A local team has never been selected to a bowl game under the current format, but La Habra has been in the conversation. The Highlanders have won six Southern Section championships in the past nine years, and if that success keeps up the odds are high that head coach Frank Mazzotta will see his team eventually get invited to a regional bowl game. But Mazzotta, who sits on the football advisory committee for the CIF-Southern Section, was part of the majority that voted on expanding the season with regional bowl games.
“It’s just the length of the season and the (potential for) injuries that’s part of it,” Mazzotta said. “It’s just too long to play. I thought it was a good idea to not have it. We voted not to do it, but we were outvoted.”
Last season, La Habra played a daunting nonleague schedule that saw the Highlanders lose games to upper-division foes Servite, Orange Lutheran and St. John Bosco. Despite winning the Southwest Division championship, La Habra’s 11-3 record probably was not sexy enough to warrant consideration for a state championship bowl game. Mazzotta said easing up La Habra’s nonleague schedule may be a possibility in the future, to not only make his team’s record more attractive to the selection committee but also to rationalize his team’s energy for what could be a longer season.
Monrovia’s Ryan Maddox is one coach with a dissenting opinion regarding the regional state bowl games concept . Maddox’s Wildcats went 12-2 last season and won the Mid-Valley Division championship. Because of that, Monrovia was under consideration for a state championship bowl game berth in Division 4. With one more round added to the docket, teams such as Monrovia see their odds of playing a 15th game substantially increase.

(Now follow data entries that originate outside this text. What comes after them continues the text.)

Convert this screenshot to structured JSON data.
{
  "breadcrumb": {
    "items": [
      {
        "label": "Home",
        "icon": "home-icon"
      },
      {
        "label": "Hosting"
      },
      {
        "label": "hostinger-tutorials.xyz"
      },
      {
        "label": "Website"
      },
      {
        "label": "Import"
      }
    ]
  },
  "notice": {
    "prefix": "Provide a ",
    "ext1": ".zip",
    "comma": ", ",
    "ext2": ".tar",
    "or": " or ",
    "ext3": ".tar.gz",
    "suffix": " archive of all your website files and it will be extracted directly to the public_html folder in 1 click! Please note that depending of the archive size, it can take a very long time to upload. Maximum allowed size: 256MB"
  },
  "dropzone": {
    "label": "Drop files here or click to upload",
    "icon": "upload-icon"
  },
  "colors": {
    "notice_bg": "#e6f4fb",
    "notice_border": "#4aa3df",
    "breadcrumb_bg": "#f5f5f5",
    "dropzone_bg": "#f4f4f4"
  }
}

“We’re getting closer to Texas and a true state champion,” Maddox said. “Of course, it makes the season longer, but I think it’s neat. It’s an interesting concept, but I wouldn’t want to see it take away from the division championship. But it hasn’t done that, I don’t think. It adds an interesting twist and I really don’t see a problem with it. The preseason may have to be adjusted.”